Friday, November 16, 2018
Monsieur the Minister
Monsieur the Prefect
Monsieur the Mayor
Monsieur the Spirtual Chief
Monsieur the Imam of Sokode
Monsieur the representative of GIZ
Monsieur the country manager of Catholic Relief services
Monsieur the Director General of Moov
Monsieur the Regional Director of Culture
Leaders of civil society organizations
Members of the community
Ladies and Gentlemen
I am honored to be here to take part in this important ceremony. It gives me great pleasure to see such a big and diverse representation of the community gathered here today. I think it speaks to a shared willingness to work together for the development of the city and the region, and it is this willingness that we are here to celebrate today, through the project “Youth of Sokode on the move for Social Cohesion.”
We all know that Sokode has endured a very difficult period. I do not need to recount to you the terrible events of last August and the panful and tense months that followed. Even today, there are elements who want to continue to exploit the divisions and the tensions in Sokode, because it serves their interests. Just a few weeks ago Sokode was again on the verge of violence – though I’m very glad that the community responded with restraint and refused to be provoked.
And this brings us to the fundamental question: When you live in this kind of difficult environment how do you respond?
One way is to give in to the voices calling for violence, to lash out in anger as we saw during riots last year. But what does this approach gain in the end? The famous American human rights leader Martin Luther King wrestled with this issue as well. King led the movement for the rights of African-Americans in the U.S. in the 1960s, and some of his supporters in the movement called for violence to achieve their objectives. King rejected this approach. “In spite of temporary victories, violence never brings permanent peace,” king said.
So, King chose the other path. King’s approach was to embrace non-violent protest as a means of creating social change. Not simply to reject violence but to work actively for peace, and justice, and social cohesion.
Ladies and gentlemen, the project “Youth of Sokode on the Move for Social Cohesion” is based on the same philosophy. It is based on the concept that each member of the community can contribute actively and positively to peace and inclusive development in Sokode.
Last month, our partners at CRS organized a series of workshops for 100 youth of Sokode from different communities. And during these workshops the youth rejected definitively the path of violence and pledged to work together despite their differences for a common cause.
These young people are very ambitious to get to work restoring trust and hope in the community. And to support them, today I am proud to present checks that will fund five connector projects. These connector projects will enable the youth to apply what they learned in these workshops to promote social cohesion.
In addition, we know that for people to work together for community development, they need a place to gather and to organize themselves. After the destruction of the headquarters of Social Affairs last year, it has been difficult to find such places. Today, I am honored to announce that the U.S. Embassy has funded the renovation of the animation room within the CLAC. This space will henceforth serve as a community center and a hub for social cohesion.

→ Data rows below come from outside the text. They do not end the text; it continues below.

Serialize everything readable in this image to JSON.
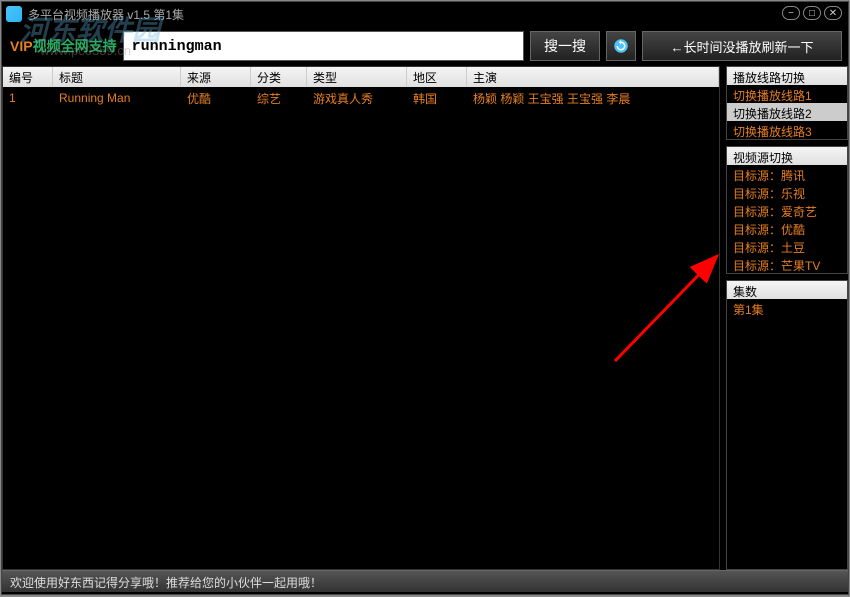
{
  "window": {
    "title": "多平台视频播放器 v1.5 第1集"
  },
  "watermark": {
    "main": "河东软件园",
    "sub": "www.pc0359.cn"
  },
  "search": {
    "vip_label_1": "VIP",
    "vip_label_2": "视频全网支持",
    "input_value": "runningman",
    "search_btn": "搜一搜",
    "refresh_btn": "←长时间没播放刷新一下"
  },
  "table": {
    "headers": {
      "col1": "编号",
      "col2": "标题",
      "col3": "来源",
      "col4": "分类",
      "col5": "类型",
      "col6": "地区",
      "col7": "主演"
    },
    "rows": [
      {
        "num": "1",
        "title": "Running Man",
        "source": "优酷",
        "category": "综艺",
        "type": "游戏真人秀",
        "region": "韩国",
        "cast": "杨颖 杨颖 王宝强 王宝强 李晨"
      }
    ]
  },
  "panels": {
    "route": {
      "title": "播放线路切换",
      "items": [
        "切换播放线路1",
        "切换播放线路2",
        "切换播放线路3"
      ],
      "selected": 1
    },
    "source": {
      "title": "视频源切换",
      "items": [
        "目标源：腾讯",
        "目标源：乐视",
        "目标源：爱奇艺",
        "目标源：优酷",
        "目标源：土豆",
        "目标源：芒果TV"
      ]
    },
    "episodes": {
      "title": "集数",
      "items": [
        "第1集"
      ]
    }
  },
  "status": "欢迎使用好东西记得分享哦！推荐给您的小伙伴一起用哦！"
}
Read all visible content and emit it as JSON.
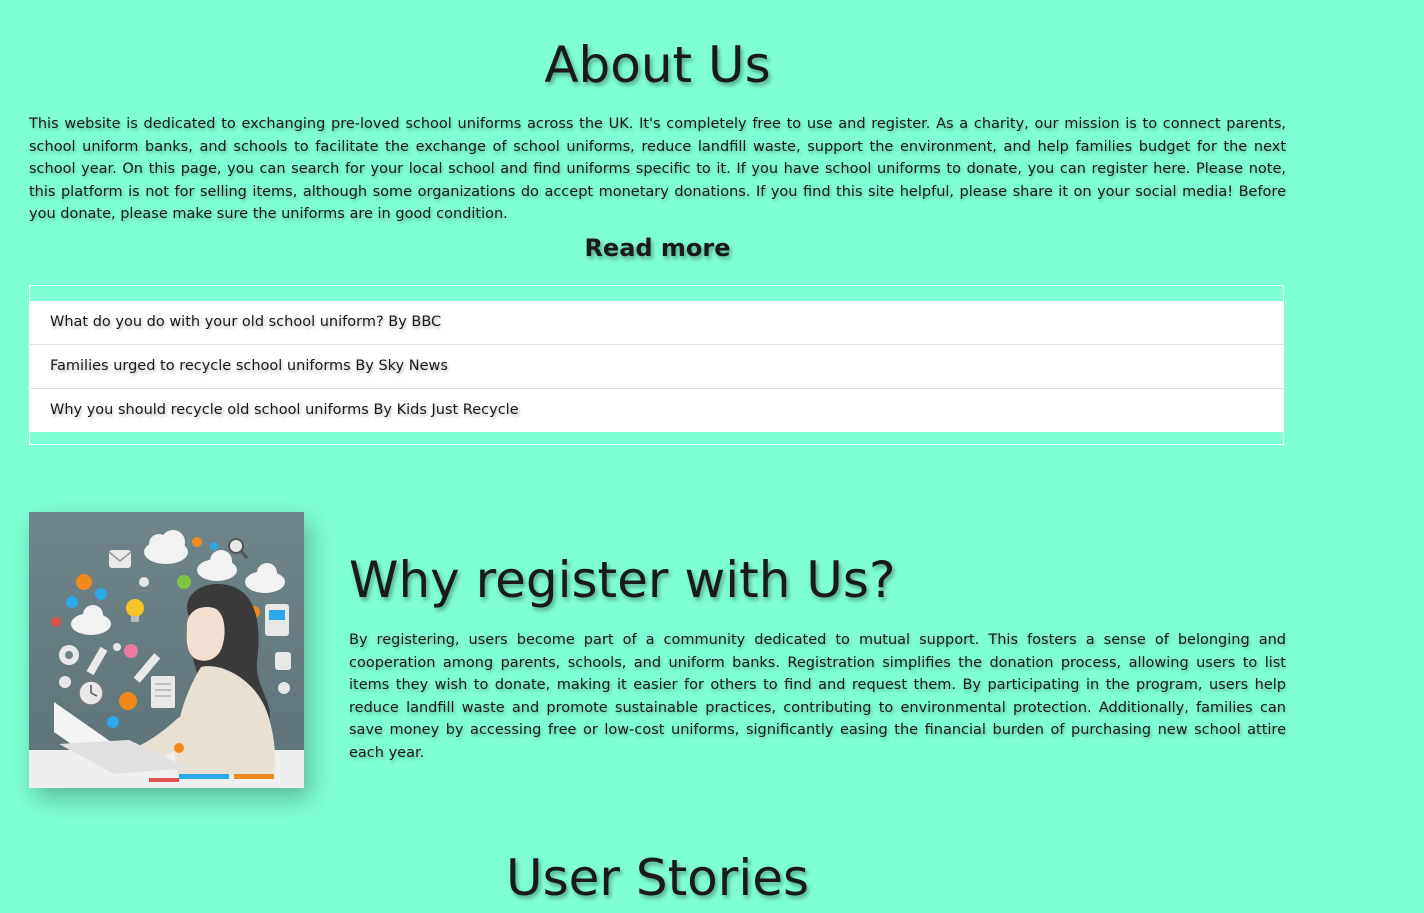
{
  "about": {
    "title": "About Us",
    "text": "This website is dedicated to exchanging pre-loved school uniforms across the UK. It's completely free to use and register. As a charity, our mission is to connect parents, school uniform banks, and schools to facilitate the exchange of school uniforms, reduce landfill waste, support the environment, and help families budget for the next school year. On this page, you can search for your local school and find uniforms specific to it. If you have school uniforms to donate, you can register here. Please note, this platform is not for selling items, although some organizations do accept monetary donations. If you find this site helpful, please share it on your social media! Before you donate, please make sure the uniforms are in good condition."
  },
  "read_more": {
    "title": "Read more",
    "links": [
      "What do you do with your old school uniform? By BBC",
      "Families urged to recycle school uniforms By Sky News",
      "Why you should recycle old school uniforms By Kids Just Recycle"
    ]
  },
  "why": {
    "title": "Why register with Us?",
    "text": "By registering, users become part of a community dedicated to mutual support. This fosters a sense of belonging and cooperation among parents, schools, and uniform banks. Registration simplifies the donation process, allowing users to list items they wish to donate, making it easier for others to find and request them. By participating in the program, users help reduce landfill waste and promote sustainable practices, contributing to environmental protection. Additionally, families can save money by accessing free or low-cost uniforms, significantly easing the financial burden of purchasing new school attire each year."
  },
  "stories": {
    "title": "User Stories"
  },
  "colors": {
    "background": "#7fffd4",
    "list_bg": "#ffffff",
    "text": "#1a1a1a"
  },
  "image": {
    "subject": "illustration of woman working on laptop surrounded by icons"
  }
}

My dear friends, I know that difficult days remain ahead, but I draw hope and inspiration from the young people who have participated in this program. I pledge that the U.S. embassy will do all it can to support them in their efforts to create a more peaceful and prosperous future for all the people of Sokode.
Thank you once again